§ **Work task**
Scan the listing below for "thumbnail", then report every line that has it.

§ **Data**
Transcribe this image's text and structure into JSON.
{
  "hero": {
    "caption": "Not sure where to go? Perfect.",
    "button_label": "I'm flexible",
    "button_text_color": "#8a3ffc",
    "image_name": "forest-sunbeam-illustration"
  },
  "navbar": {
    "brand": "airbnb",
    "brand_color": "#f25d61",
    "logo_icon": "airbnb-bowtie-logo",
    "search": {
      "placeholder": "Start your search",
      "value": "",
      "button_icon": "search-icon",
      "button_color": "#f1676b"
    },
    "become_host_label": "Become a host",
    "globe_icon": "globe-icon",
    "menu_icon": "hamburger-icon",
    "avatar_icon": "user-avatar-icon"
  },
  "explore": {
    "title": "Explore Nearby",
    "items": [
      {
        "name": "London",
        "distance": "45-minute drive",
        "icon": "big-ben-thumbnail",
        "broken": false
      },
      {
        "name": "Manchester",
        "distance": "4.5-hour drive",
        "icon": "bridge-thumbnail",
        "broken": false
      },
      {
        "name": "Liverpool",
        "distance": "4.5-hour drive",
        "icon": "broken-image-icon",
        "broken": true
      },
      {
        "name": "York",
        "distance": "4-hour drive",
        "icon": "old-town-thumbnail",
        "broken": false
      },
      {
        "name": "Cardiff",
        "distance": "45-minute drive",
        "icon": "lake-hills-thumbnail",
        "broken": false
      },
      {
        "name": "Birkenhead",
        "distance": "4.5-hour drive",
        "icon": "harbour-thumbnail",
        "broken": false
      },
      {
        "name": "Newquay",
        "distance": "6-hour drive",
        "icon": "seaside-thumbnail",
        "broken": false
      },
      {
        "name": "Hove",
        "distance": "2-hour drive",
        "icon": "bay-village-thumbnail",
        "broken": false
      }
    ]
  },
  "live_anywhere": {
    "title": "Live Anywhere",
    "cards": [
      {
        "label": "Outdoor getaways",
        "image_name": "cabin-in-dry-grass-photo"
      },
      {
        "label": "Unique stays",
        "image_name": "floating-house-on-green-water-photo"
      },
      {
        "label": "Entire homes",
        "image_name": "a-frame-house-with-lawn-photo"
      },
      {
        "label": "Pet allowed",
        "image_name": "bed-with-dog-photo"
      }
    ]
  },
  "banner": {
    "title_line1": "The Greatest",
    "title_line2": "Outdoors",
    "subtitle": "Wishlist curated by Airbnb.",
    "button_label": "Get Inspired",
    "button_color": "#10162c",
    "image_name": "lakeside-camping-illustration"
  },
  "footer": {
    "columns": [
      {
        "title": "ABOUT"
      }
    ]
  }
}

§ **Answer section**
        "icon": "big-ben-thumbnail",
        "icon": "bridge-thumbnail",
        "icon": "old-town-thumbnail",
        "icon": "lake-hills-thumbnail",
        "icon": "harbour-thumbnail",
        "icon": "seaside-thumbnail",
        "icon": "bay-village-thumbnail",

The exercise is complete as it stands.